### Try it
Retype the data below verbatim; pictures do not belong in the copy.

[Start of section]

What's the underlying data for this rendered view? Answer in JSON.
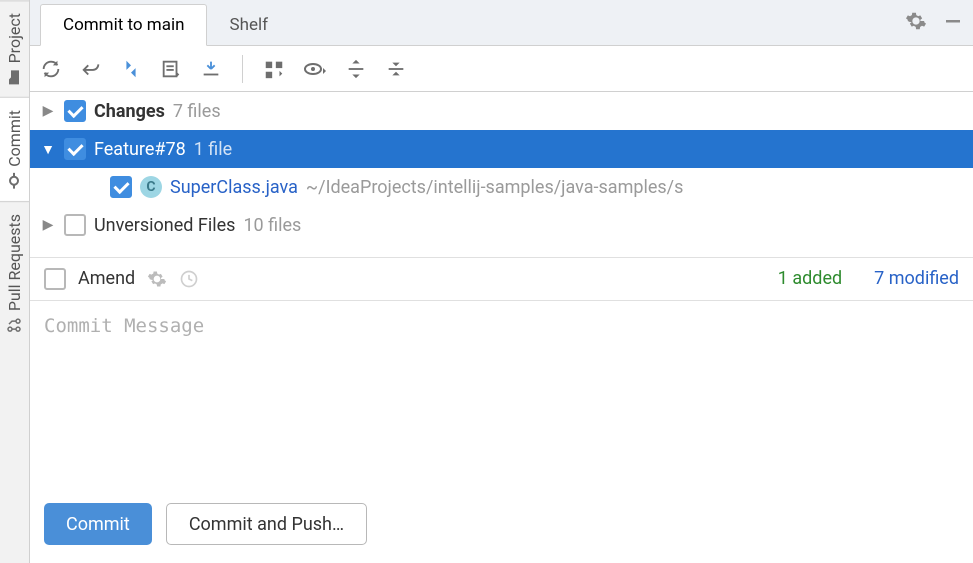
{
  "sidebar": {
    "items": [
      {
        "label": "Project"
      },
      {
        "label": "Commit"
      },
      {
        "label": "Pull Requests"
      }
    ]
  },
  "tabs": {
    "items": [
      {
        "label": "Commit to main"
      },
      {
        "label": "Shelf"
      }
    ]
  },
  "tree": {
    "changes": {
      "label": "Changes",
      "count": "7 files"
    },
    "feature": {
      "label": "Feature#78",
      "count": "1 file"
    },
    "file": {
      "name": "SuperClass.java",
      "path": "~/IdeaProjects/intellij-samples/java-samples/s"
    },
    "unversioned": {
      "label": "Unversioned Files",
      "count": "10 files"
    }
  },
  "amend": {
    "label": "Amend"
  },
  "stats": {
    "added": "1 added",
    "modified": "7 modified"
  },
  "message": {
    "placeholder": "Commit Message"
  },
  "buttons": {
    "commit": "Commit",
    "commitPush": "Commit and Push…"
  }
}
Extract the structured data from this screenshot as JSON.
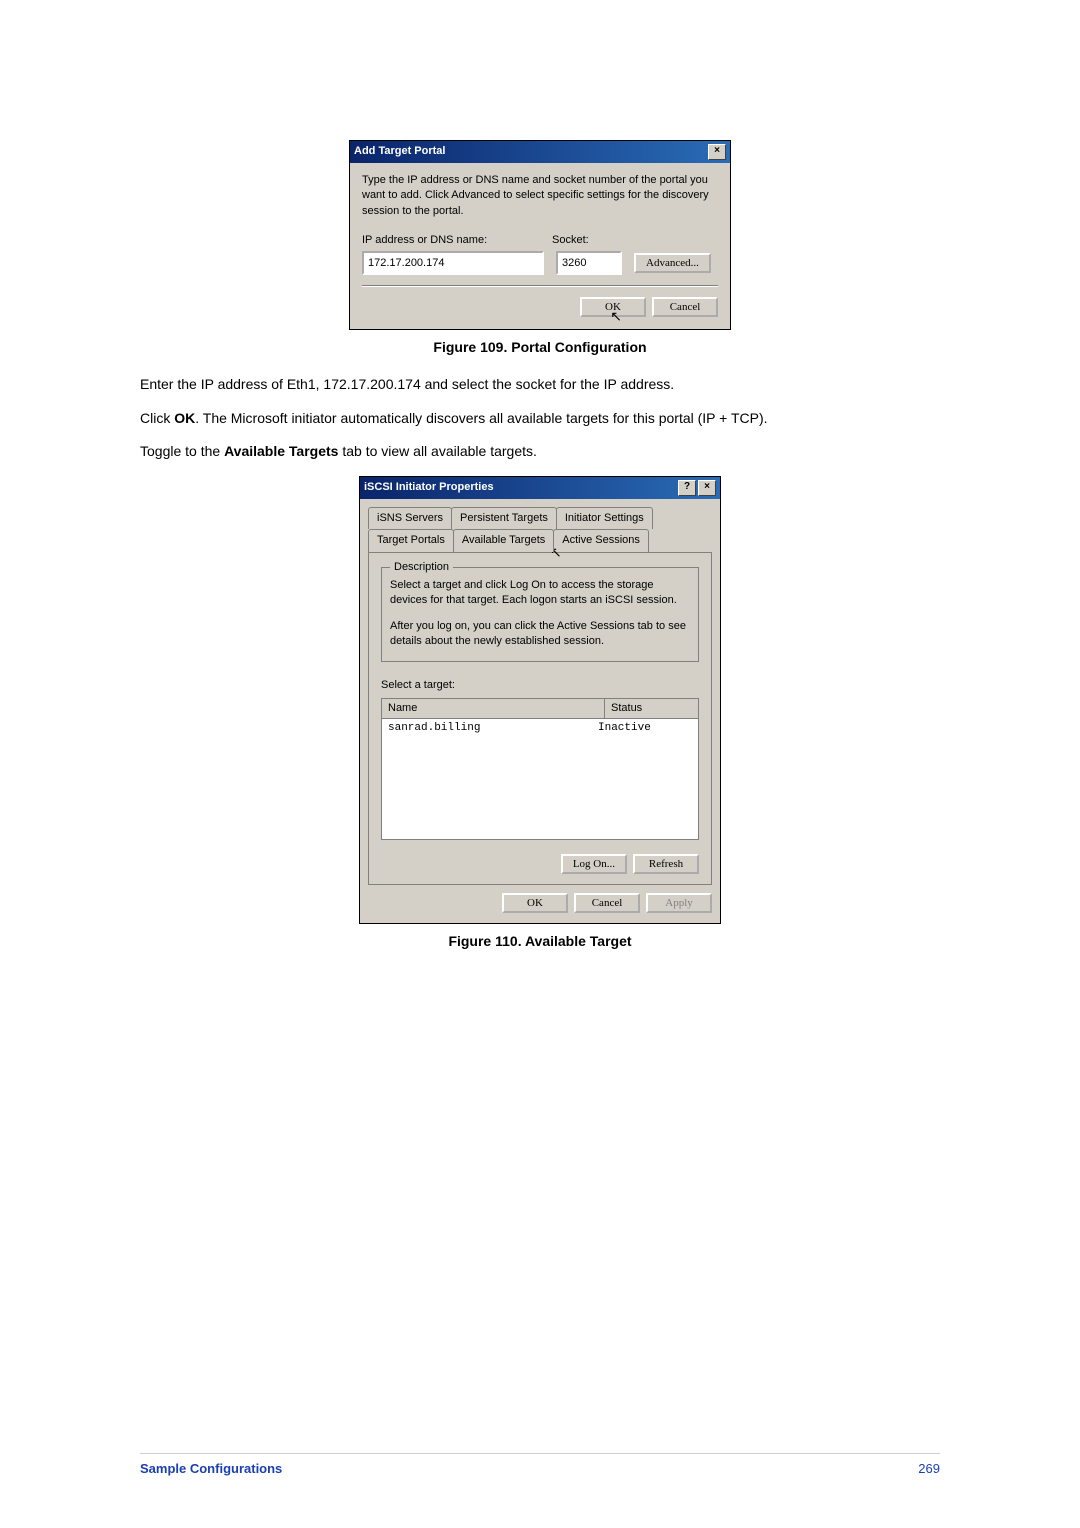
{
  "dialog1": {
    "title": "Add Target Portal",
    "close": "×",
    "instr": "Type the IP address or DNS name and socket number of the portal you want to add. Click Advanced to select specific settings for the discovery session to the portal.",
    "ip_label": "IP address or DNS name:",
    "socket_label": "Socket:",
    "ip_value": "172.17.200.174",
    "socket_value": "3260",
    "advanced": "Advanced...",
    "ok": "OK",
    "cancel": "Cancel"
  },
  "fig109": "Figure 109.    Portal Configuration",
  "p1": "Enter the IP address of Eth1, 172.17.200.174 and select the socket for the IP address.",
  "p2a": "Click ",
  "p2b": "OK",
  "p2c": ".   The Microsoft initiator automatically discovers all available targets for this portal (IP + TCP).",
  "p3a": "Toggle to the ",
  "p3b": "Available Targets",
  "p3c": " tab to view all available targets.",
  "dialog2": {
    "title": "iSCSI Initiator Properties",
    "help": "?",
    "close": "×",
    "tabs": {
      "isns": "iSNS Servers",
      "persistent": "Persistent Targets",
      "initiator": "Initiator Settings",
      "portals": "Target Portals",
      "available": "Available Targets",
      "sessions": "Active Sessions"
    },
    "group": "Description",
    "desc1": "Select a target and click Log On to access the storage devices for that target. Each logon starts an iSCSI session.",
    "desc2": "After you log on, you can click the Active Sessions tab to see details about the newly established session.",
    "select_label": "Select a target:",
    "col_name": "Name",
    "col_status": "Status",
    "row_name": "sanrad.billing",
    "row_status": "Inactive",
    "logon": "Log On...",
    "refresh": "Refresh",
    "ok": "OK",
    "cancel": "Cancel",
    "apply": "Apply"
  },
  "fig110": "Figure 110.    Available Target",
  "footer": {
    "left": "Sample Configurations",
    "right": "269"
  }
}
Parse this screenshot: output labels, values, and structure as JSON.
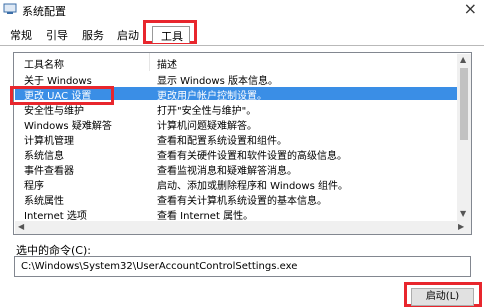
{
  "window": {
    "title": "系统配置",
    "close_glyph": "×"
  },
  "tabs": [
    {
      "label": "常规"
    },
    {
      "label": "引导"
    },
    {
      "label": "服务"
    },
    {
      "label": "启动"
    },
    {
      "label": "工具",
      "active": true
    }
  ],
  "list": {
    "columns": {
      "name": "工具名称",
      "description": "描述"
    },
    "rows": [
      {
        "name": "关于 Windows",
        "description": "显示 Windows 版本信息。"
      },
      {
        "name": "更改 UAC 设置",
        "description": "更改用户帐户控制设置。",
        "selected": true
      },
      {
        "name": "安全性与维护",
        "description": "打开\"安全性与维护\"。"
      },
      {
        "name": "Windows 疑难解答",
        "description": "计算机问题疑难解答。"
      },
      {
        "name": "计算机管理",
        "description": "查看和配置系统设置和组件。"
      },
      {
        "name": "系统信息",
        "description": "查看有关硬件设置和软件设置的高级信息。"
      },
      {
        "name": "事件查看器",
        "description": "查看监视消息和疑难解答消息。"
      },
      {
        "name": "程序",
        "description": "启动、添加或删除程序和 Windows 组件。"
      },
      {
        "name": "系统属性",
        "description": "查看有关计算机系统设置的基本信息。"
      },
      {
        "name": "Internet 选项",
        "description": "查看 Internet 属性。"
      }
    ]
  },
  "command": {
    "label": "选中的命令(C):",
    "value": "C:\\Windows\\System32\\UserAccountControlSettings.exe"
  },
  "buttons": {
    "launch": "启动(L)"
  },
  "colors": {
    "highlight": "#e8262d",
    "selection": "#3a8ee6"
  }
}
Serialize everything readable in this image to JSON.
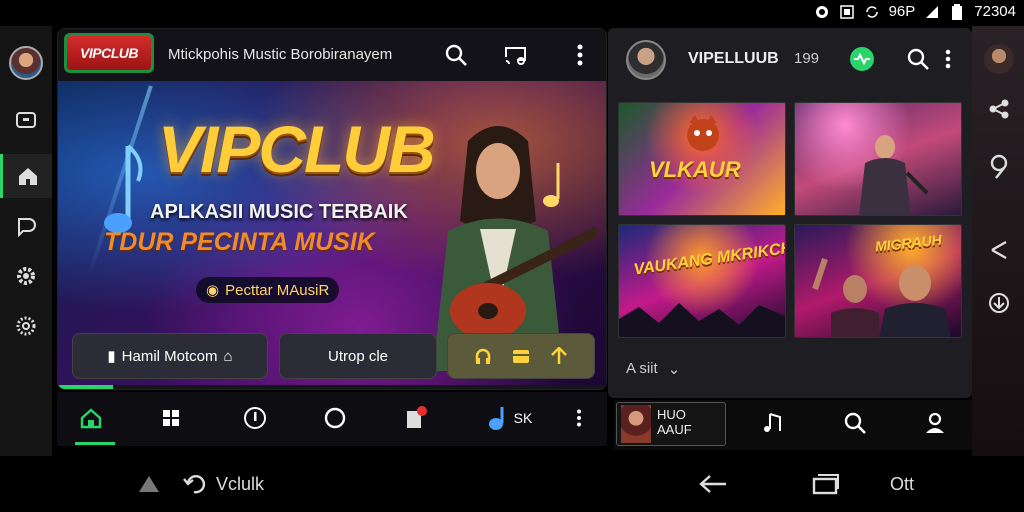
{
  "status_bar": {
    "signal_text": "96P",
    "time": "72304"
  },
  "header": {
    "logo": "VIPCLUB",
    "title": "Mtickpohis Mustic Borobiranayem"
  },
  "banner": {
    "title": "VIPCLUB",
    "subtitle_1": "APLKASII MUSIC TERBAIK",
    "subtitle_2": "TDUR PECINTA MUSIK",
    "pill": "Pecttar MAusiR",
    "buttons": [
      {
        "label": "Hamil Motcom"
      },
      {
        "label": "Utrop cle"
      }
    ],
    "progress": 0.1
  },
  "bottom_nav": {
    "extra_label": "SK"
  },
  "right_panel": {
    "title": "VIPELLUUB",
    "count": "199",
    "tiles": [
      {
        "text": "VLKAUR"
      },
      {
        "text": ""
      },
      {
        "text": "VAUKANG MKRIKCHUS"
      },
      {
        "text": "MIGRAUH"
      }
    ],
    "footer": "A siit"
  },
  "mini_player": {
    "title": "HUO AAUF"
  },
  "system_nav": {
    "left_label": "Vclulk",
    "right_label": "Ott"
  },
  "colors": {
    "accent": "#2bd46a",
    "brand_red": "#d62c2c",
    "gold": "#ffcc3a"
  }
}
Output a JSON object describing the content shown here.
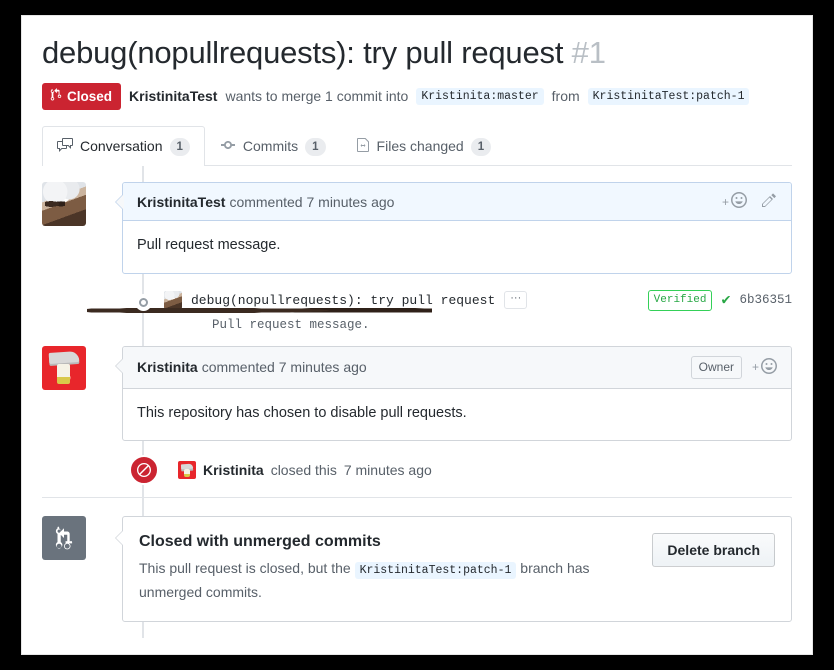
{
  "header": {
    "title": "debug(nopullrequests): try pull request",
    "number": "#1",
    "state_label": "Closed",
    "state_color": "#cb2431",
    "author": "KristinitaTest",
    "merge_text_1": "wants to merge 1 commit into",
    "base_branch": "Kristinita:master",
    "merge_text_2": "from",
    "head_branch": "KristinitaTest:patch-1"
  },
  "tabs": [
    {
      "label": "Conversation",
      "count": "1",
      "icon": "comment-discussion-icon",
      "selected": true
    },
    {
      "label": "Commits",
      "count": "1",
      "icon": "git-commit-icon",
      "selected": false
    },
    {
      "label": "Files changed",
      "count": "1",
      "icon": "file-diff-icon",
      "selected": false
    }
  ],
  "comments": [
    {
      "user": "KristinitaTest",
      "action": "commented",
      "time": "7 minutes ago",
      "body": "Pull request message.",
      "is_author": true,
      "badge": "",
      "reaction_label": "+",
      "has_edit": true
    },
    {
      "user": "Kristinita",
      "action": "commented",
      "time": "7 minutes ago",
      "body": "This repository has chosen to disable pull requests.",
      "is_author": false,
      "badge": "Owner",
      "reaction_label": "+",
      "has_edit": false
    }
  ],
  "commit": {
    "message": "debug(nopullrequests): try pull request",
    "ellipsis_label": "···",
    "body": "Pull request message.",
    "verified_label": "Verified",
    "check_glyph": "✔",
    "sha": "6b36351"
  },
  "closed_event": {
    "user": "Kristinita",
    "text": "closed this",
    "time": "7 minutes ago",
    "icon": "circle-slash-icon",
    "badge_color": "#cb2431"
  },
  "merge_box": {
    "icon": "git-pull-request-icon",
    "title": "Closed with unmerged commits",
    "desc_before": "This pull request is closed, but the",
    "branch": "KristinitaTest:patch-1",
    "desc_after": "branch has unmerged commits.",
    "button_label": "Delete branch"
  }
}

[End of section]

### Answer to the exercise
What's the underlying data for this rendered view? Answer in JSON.
{
  "sidebar": {
    "items": [
      {
        "label": "Project"
      },
      {
        "label": "Commit"
      },
      {
        "label": "Pull Requests"
      }
    ]
  },
  "tabs": {
    "items": [
      {
        "label": "Commit to main"
      },
      {
        "label": "Shelf"
      }
    ]
  },
  "tree": {
    "changes": {
      "label": "Changes",
      "count": "7 files"
    },
    "feature": {
      "label": "Feature#78",
      "count": "1 file"
    },
    "file": {
      "name": "SuperClass.java",
      "path": "~/IdeaProjects/intellij-samples/java-samples/s"
    },
    "unversioned": {
      "label": "Unversioned Files",
      "count": "10 files"
    }
  },
  "amend": {
    "label": "Amend"
  },
  "stats": {
    "added": "1 added",
    "modified": "7 modified"
  },
  "message": {
    "placeholder": "Commit Message"
  },
  "buttons": {
    "commit": "Commit",
    "commitPush": "Commit and Push…"
  }
}
Extract the structured data from this screenshot as JSON.
{
  "dialog1": {
    "title": "Add Target Portal",
    "close": "×",
    "instr": "Type the IP address or DNS name and socket number of the portal you want to add. Click Advanced to select specific settings for the discovery session to the portal.",
    "ip_label": "IP address or DNS name:",
    "socket_label": "Socket:",
    "ip_value": "172.17.200.174",
    "socket_value": "3260",
    "advanced": "Advanced...",
    "ok": "OK",
    "cancel": "Cancel"
  },
  "fig109": "Figure 109.    Portal Configuration",
  "p1": "Enter the IP address of Eth1, 172.17.200.174 and select the socket for the IP address.",
  "p2a": "Click ",
  "p2b": "OK",
  "p2c": ".   The Microsoft initiator automatically discovers all available targets for this portal (IP + TCP).",
  "p3a": "Toggle to the ",
  "p3b": "Available Targets",
  "p3c": " tab to view all available targets.",
  "dialog2": {
    "title": "iSCSI Initiator Properties",
    "help": "?",
    "close": "×",
    "tabs": {
      "isns": "iSNS Servers",
      "persistent": "Persistent Targets",
      "initiator": "Initiator Settings",
      "portals": "Target Portals",
      "available": "Available Targets",
      "sessions": "Active Sessions"
    },
    "group": "Description",
    "desc1": "Select a target and click Log On to access the storage devices for that target. Each logon starts an iSCSI session.",
    "desc2": "After you log on, you can click the Active Sessions tab to see details about the newly established session.",
    "select_label": "Select a target:",
    "col_name": "Name",
    "col_status": "Status",
    "row_name": "sanrad.billing",
    "row_status": "Inactive",
    "logon": "Log On...",
    "refresh": "Refresh",
    "ok": "OK",
    "cancel": "Cancel",
    "apply": "Apply"
  },
  "fig110": "Figure 110.    Available Target",
  "footer": {
    "left": "Sample Configurations",
    "right": "269"
  }
}
Parse this screenshot: output labels, values, and structure as JSON.
{
  "window": {
    "title": "系统配置",
    "close_glyph": "×"
  },
  "tabs": [
    {
      "label": "常规"
    },
    {
      "label": "引导"
    },
    {
      "label": "服务"
    },
    {
      "label": "启动"
    },
    {
      "label": "工具",
      "active": true
    }
  ],
  "list": {
    "columns": {
      "name": "工具名称",
      "description": "描述"
    },
    "rows": [
      {
        "name": "关于 Windows",
        "description": "显示 Windows 版本信息。"
      },
      {
        "name": "更改 UAC 设置",
        "description": "更改用户帐户控制设置。",
        "selected": true
      },
      {
        "name": "安全性与维护",
        "description": "打开\"安全性与维护\"。"
      },
      {
        "name": "Windows 疑难解答",
        "description": "计算机问题疑难解答。"
      },
      {
        "name": "计算机管理",
        "description": "查看和配置系统设置和组件。"
      },
      {
        "name": "系统信息",
        "description": "查看有关硬件设置和软件设置的高级信息。"
      },
      {
        "name": "事件查看器",
        "description": "查看监视消息和疑难解答消息。"
      },
      {
        "name": "程序",
        "description": "启动、添加或删除程序和 Windows 组件。"
      },
      {
        "name": "系统属性",
        "description": "查看有关计算机系统设置的基本信息。"
      },
      {
        "name": "Internet 选项",
        "description": "查看 Internet 属性。"
      }
    ]
  },
  "command": {
    "label": "选中的命令(C):",
    "value": "C:\\Windows\\System32\\UserAccountControlSettings.exe"
  },
  "buttons": {
    "launch": "启动(L)"
  },
  "colors": {
    "highlight": "#e8262d",
    "selection": "#3a8ee6"
  }
}
Serialize everything readable in this image to JSON.
{
  "status_bar": {
    "signal_text": "96P",
    "time": "72304"
  },
  "header": {
    "logo": "VIPCLUB",
    "title": "Mtickpohis Mustic Borobiranayem"
  },
  "banner": {
    "title": "VIPCLUB",
    "subtitle_1": "APLKASII MUSIC TERBAIK",
    "subtitle_2": "TDUR PECINTA MUSIK",
    "pill": "Pecttar MAusiR",
    "buttons": [
      {
        "label": "Hamil Motcom"
      },
      {
        "label": "Utrop cle"
      }
    ],
    "progress": 0.1
  },
  "bottom_nav": {
    "extra_label": "SK"
  },
  "right_panel": {
    "title": "VIPELLUUB",
    "count": "199",
    "tiles": [
      {
        "text": "VLKAUR"
      },
      {
        "text": ""
      },
      {
        "text": "VAUKANG MKRIKCHUS"
      },
      {
        "text": "MIGRAUH"
      }
    ],
    "footer": "A siit"
  },
  "mini_player": {
    "title": "HUO AAUF"
  },
  "system_nav": {
    "left_label": "Vclulk",
    "right_label": "Ott"
  },
  "colors": {
    "accent": "#2bd46a",
    "brand_red": "#d62c2c",
    "gold": "#ffcc3a"
  }
}
Output a JSON object describing the content shown here.
{
  "header": {
    "title": "debug(nopullrequests): try pull request",
    "number": "#1",
    "state_label": "Closed",
    "state_color": "#cb2431",
    "author": "KristinitaTest",
    "merge_text_1": "wants to merge 1 commit into",
    "base_branch": "Kristinita:master",
    "merge_text_2": "from",
    "head_branch": "KristinitaTest:patch-1"
  },
  "tabs": [
    {
      "label": "Conversation",
      "count": "1",
      "icon": "comment-discussion-icon",
      "selected": true
    },
    {
      "label": "Commits",
      "count": "1",
      "icon": "git-commit-icon",
      "selected": false
    },
    {
      "label": "Files changed",
      "count": "1",
      "icon": "file-diff-icon",
      "selected": false
    }
  ],
  "comments": [
    {
      "user": "KristinitaTest",
      "action": "commented",
      "time": "7 minutes ago",
      "body": "Pull request message.",
      "is_author": true,
      "badge": "",
      "reaction_label": "+",
      "has_edit": true
    },
    {
      "user": "Kristinita",
      "action": "commented",
      "time": "7 minutes ago",
      "body": "This repository has chosen to disable pull requests.",
      "is_author": false,
      "badge": "Owner",
      "reaction_label": "+",
      "has_edit": false
    }
  ],
  "commit": {
    "message": "debug(nopullrequests): try pull request",
    "ellipsis_label": "···",
    "body": "Pull request message.",
    "verified_label": "Verified",
    "check_glyph": "✔",
    "sha": "6b36351"
  },
  "closed_event": {
    "user": "Kristinita",
    "text": "closed this",
    "time": "7 minutes ago",
    "icon": "circle-slash-icon",
    "badge_color": "#cb2431"
  },
  "merge_box": {
    "icon": "git-pull-request-icon",
    "title": "Closed with unmerged commits",
    "desc_before": "This pull request is closed, but the",
    "branch": "KristinitaTest:patch-1",
    "desc_after": "branch has unmerged commits.",
    "button_label": "Delete branch"
  }
}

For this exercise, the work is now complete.